- The tragedy of the Morbi bridge collapse over Machchhu riven in Gujarat leading to the deaths of more than 150 innocents is a symptomatic phenomenon surrounding Indian urban local bodies. The political control exercised by the elected representatives whilst forming the state governments has not worked out in the desired manner. The political class doesn’t wish to let go of an opportunity to extend patronage, payouts, and power to consolidate the assiduously built vote banks. Indeed, accountability to ensure quality civil works on the ground gets compromised invariably. No wonder, the country is witness to several instances of shoddy work resulting in the loss of precious lives. The present tragedy should act as an eye-opener for the political class.
PC: Gopi Maniar Ghanghar
- As such, accountability needs to be fixed for the collapse of a century-old suspension bridge in Morbi. The local police have filed an FIR and detained people in connection with the incident. Based on the reports as well as what’s been admitted by local municipal officials, it’s apparent that there was a gross administrative failure as the bridge was thrown open to pedestrians without a formal fitness clearance after being closed for months to carry out repairs. The accident also mirrors a crisis at the heart of India’s urban governance. Across the country, there are a series of fatalities because of the poor state of urban institutions that oversee governance. The problem begins with a dispute over the size of the urban population. Why so?
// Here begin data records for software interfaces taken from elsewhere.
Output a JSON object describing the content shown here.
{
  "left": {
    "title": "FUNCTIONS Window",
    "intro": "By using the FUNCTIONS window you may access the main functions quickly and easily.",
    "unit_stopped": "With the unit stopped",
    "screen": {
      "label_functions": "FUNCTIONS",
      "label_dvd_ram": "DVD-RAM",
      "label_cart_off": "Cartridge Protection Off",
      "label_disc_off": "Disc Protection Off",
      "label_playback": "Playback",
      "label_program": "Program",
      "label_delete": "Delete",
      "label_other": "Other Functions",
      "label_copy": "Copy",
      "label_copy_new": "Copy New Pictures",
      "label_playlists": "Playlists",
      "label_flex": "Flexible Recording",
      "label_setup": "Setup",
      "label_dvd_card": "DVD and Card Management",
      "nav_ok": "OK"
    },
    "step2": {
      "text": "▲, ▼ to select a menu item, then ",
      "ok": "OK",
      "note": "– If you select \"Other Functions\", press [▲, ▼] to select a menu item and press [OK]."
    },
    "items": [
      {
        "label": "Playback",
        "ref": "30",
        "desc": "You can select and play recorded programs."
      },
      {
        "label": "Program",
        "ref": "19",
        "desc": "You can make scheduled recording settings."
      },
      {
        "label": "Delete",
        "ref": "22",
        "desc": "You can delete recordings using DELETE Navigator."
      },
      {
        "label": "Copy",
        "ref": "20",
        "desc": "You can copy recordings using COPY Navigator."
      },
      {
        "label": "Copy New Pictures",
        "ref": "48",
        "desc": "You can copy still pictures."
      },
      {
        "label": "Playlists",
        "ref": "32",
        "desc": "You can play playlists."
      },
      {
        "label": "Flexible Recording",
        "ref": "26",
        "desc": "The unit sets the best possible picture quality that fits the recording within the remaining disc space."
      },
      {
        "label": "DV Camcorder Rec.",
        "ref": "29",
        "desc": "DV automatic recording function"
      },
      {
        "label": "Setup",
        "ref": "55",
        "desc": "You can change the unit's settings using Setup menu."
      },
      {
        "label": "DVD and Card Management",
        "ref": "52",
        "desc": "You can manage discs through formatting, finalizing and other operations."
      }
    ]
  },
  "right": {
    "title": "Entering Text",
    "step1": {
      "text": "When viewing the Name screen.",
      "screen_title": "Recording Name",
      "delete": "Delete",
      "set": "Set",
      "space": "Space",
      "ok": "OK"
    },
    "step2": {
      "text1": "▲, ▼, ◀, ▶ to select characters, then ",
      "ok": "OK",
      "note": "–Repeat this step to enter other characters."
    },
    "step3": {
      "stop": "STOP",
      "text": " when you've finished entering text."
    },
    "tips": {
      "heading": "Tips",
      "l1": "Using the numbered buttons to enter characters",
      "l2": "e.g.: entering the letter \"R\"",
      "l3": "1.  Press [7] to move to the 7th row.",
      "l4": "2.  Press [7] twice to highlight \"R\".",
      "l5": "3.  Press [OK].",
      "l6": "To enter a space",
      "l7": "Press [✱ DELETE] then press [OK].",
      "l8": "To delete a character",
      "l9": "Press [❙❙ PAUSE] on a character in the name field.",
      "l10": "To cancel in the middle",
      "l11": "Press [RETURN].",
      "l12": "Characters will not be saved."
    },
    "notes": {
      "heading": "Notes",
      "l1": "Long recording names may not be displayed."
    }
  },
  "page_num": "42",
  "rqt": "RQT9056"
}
- Because the size influences the political importance and attendant flow of resources. Way back in 2010, a world Bank agglomeration index estimated that 55% of India’s population lives in areas with urban-like features. The estimate far exceeds the Union Government’s estimate as the census sets a high threshold to categorise an area urban. We know about the reality as India increasingly lives in towns, not villages. The Constitution’s 74th amendment enacted three decades ago aimed to transfer urban planning from states to elected urban local governments. In practice, it hasn’t quite worked that way as state governments are unwilling to let go of control over the urban infrastructure, a source of patronage and payoffs.
PC: Sansad TV
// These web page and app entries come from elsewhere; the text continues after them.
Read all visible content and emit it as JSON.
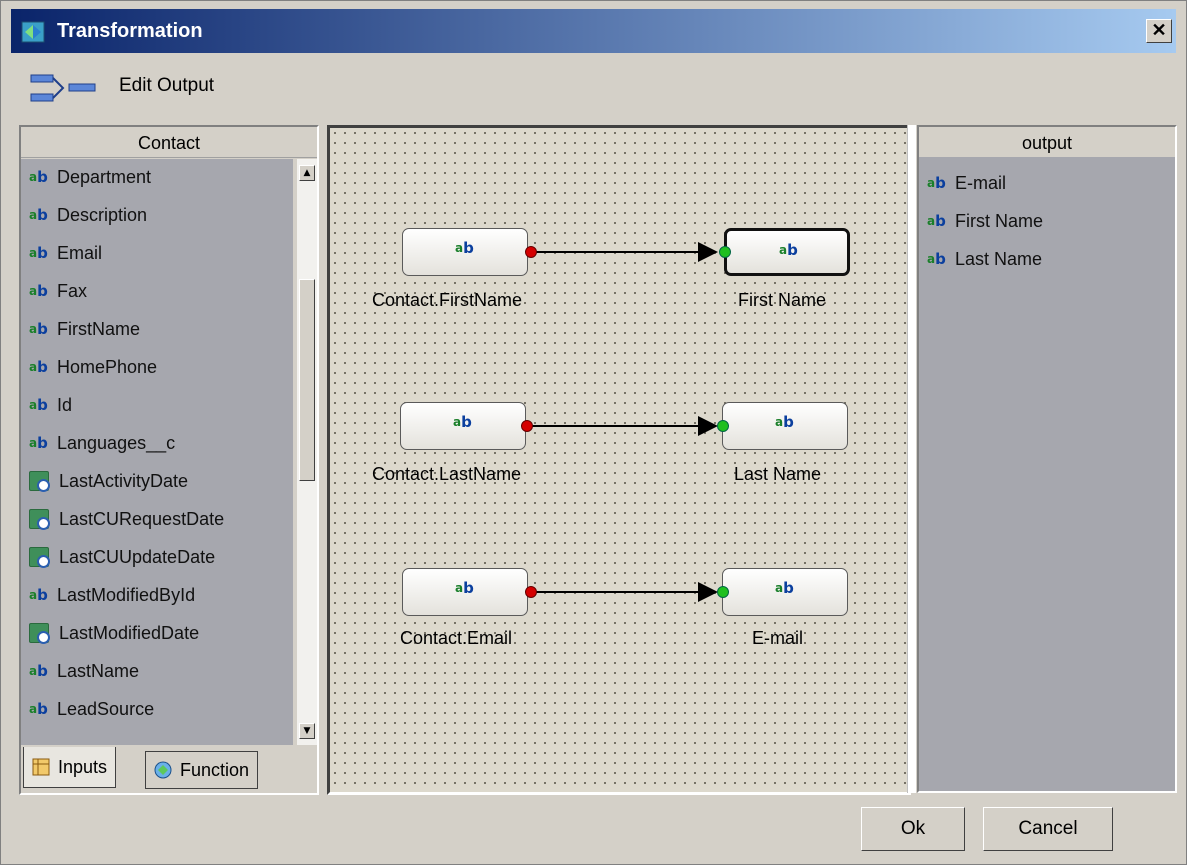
{
  "window": {
    "title": "Transformation",
    "close_label": "✕"
  },
  "toolbar": {
    "label": "Edit Output"
  },
  "left_panel": {
    "header": "Contact",
    "items": [
      {
        "label": "Department",
        "icon": "text-field-icon"
      },
      {
        "label": "Description",
        "icon": "text-field-icon"
      },
      {
        "label": "Email",
        "icon": "text-field-icon"
      },
      {
        "label": "Fax",
        "icon": "text-field-icon"
      },
      {
        "label": "FirstName",
        "icon": "text-field-icon"
      },
      {
        "label": "HomePhone",
        "icon": "text-field-icon"
      },
      {
        "label": "Id",
        "icon": "text-field-icon"
      },
      {
        "label": "Languages__c",
        "icon": "text-field-icon"
      },
      {
        "label": "LastActivityDate",
        "icon": "date-field-icon"
      },
      {
        "label": "LastCURequestDate",
        "icon": "date-field-icon"
      },
      {
        "label": "LastCUUpdateDate",
        "icon": "date-field-icon"
      },
      {
        "label": "LastModifiedById",
        "icon": "text-field-icon"
      },
      {
        "label": "LastModifiedDate",
        "icon": "date-field-icon"
      },
      {
        "label": "LastName",
        "icon": "text-field-icon"
      },
      {
        "label": "LeadSource",
        "icon": "text-field-icon"
      }
    ],
    "tabs": [
      {
        "label": "Inputs",
        "active": true
      },
      {
        "label": "Function",
        "active": false
      }
    ]
  },
  "canvas": {
    "mappings": [
      {
        "source_label": "Contact.FirstName",
        "target_label": "First Name",
        "target_selected": true
      },
      {
        "source_label": "Contact.LastName",
        "target_label": "Last Name",
        "target_selected": false
      },
      {
        "source_label": "Contact.Email",
        "target_label": "E-mail",
        "target_selected": false
      }
    ]
  },
  "right_panel": {
    "header": "output",
    "items": [
      {
        "label": "E-mail",
        "icon": "text-field-icon"
      },
      {
        "label": "First Name",
        "icon": "text-field-icon"
      },
      {
        "label": "Last Name",
        "icon": "text-field-icon"
      }
    ]
  },
  "buttons": {
    "ok": "Ok",
    "cancel": "Cancel"
  },
  "colors": {
    "title_start": "#0a246a",
    "title_end": "#a6caf0",
    "list_bg": "#a6a7ae",
    "port_out": "#d40000",
    "port_in": "#1fbf1f"
  }
}
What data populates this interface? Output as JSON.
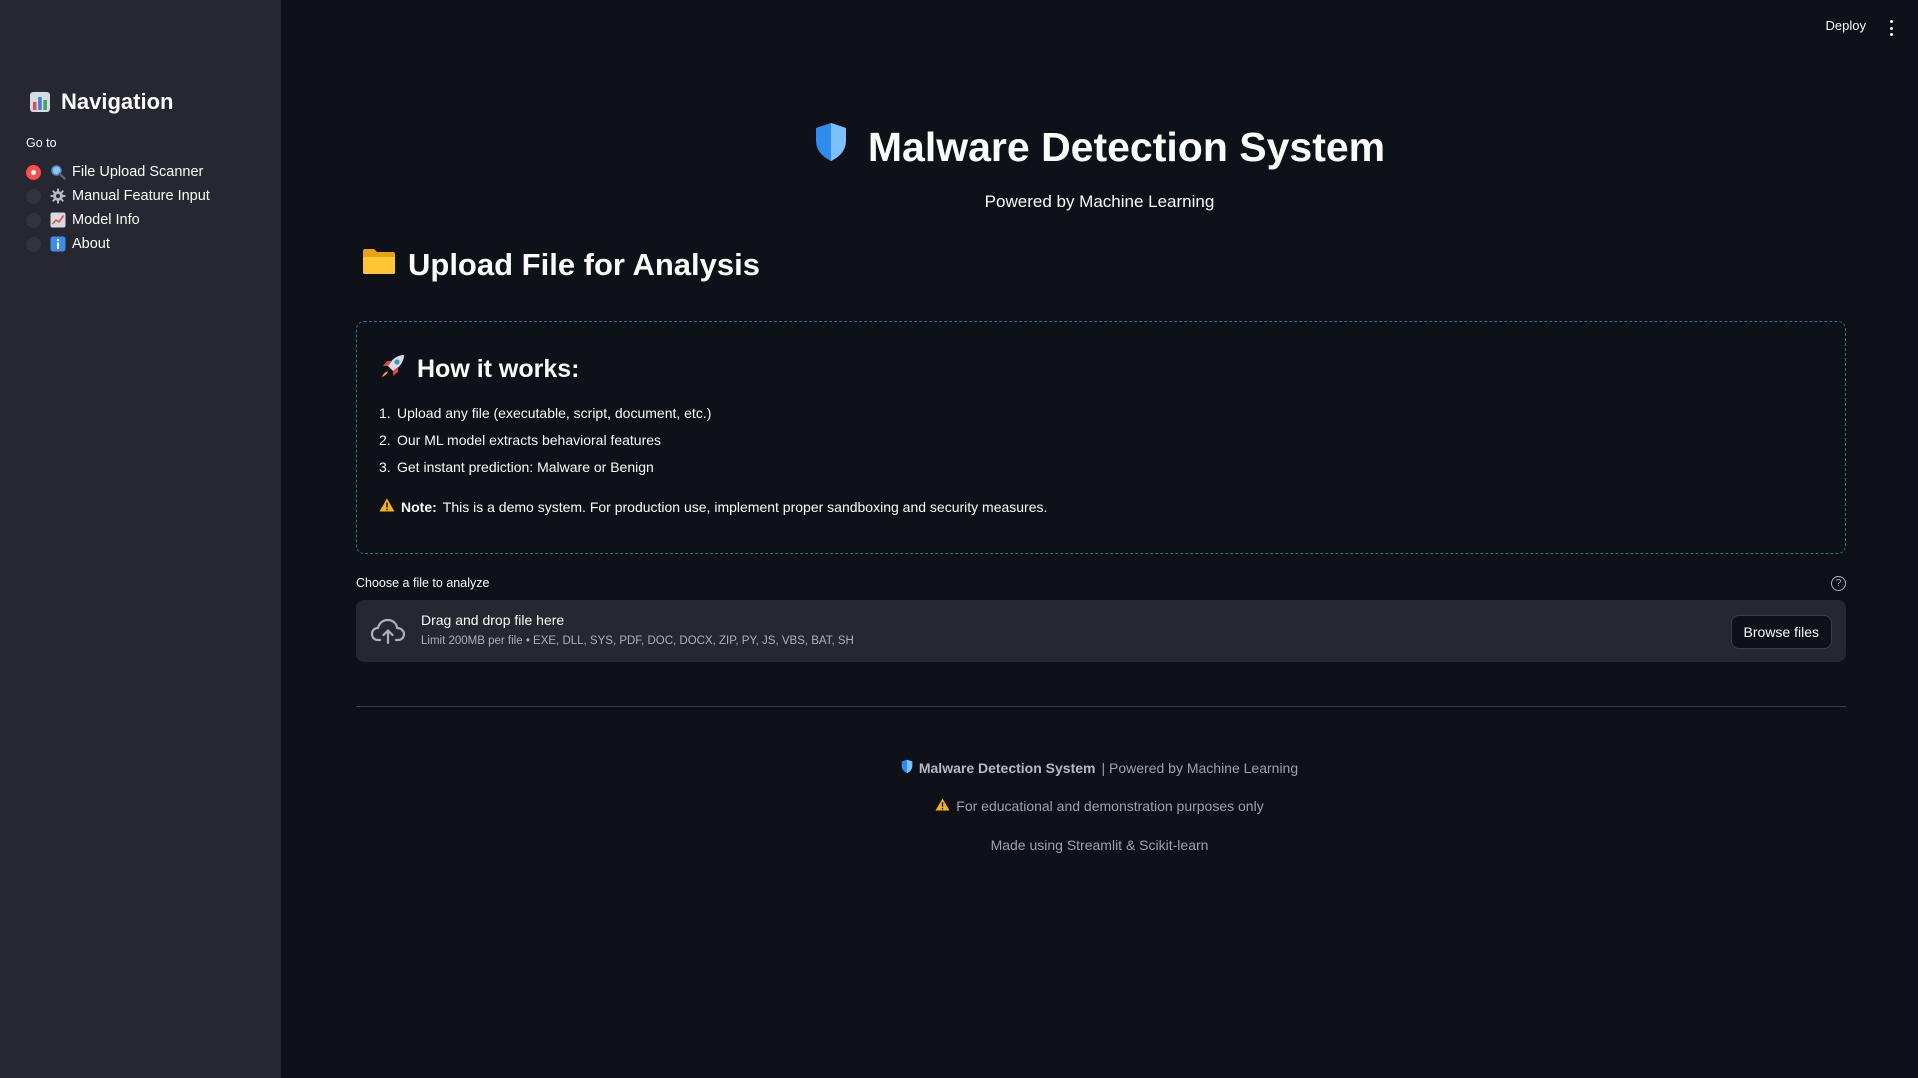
{
  "header": {
    "deploy_label": "Deploy",
    "menu_icon": "kebab-menu-icon"
  },
  "sidebar": {
    "title": "Navigation",
    "title_icon": "bar-chart-icon",
    "radio_label": "Go to",
    "items": [
      {
        "label": "File Upload Scanner",
        "icon": "magnifier-icon",
        "selected": true
      },
      {
        "label": "Manual Feature Input",
        "icon": "gear-icon",
        "selected": false
      },
      {
        "label": "Model Info",
        "icon": "line-chart-icon",
        "selected": false
      },
      {
        "label": "About",
        "icon": "info-icon",
        "selected": false
      }
    ]
  },
  "main": {
    "title": "Malware Detection System",
    "title_icon": "shield-icon",
    "subtitle": "Powered by Machine Learning",
    "section_title": "Upload File for Analysis",
    "section_icon": "folder-icon",
    "how_it_works": {
      "title": "How it works:",
      "icon": "rocket-icon",
      "steps": [
        {
          "num": "1.",
          "text": "Upload any file (executable, script, document, etc.)"
        },
        {
          "num": "2.",
          "text": "Our ML model extracts behavioral features"
        },
        {
          "num": "3.",
          "text": "Get instant prediction: Malware or Benign"
        }
      ],
      "note_label": "Note:",
      "note_text": "This is a demo system. For production use, implement proper sandboxing and security measures."
    },
    "uploader": {
      "label": "Choose a file to analyze",
      "help_icon": "?",
      "drop_title": "Drag and drop file here",
      "limit_text": "Limit 200MB per file • EXE, DLL, SYS, PDF, DOC, DOCX, ZIP, PY, JS, VBS, BAT, SH",
      "browse_label": "Browse files"
    }
  },
  "footer": {
    "brand": "Malware Detection System",
    "powered": "| Powered by Machine Learning",
    "disclaimer": "For educational and demonstration purposes only",
    "made_with": "Made using Streamlit & Scikit-learn"
  },
  "colors": {
    "background": "#0e1117",
    "sidebar": "#262730",
    "accent": "#ff4b4b",
    "shield": "#2e8bf0",
    "warning": "#f5b020"
  }
}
- Look not far than the greater Bengaluru metropolitan area sharing responsibilities with state government agencies headed by bureaucrats who report to the political executive. It leads to multiple chains of command, a lack of accountability, and corruption. This pattern gets repeated across states, which shows up in the form of urban decay. Yes, fitness certificates in India have a dubious reputation for being vehicles of extraction. Even as accountability is fixed for the tragedy at Morbi, state governments need to begin the process of empowering elected leadership of urban local bodies. Of course, change will come when voters demand accountability from empowered urban bodies, not state governments with conflicts of interest.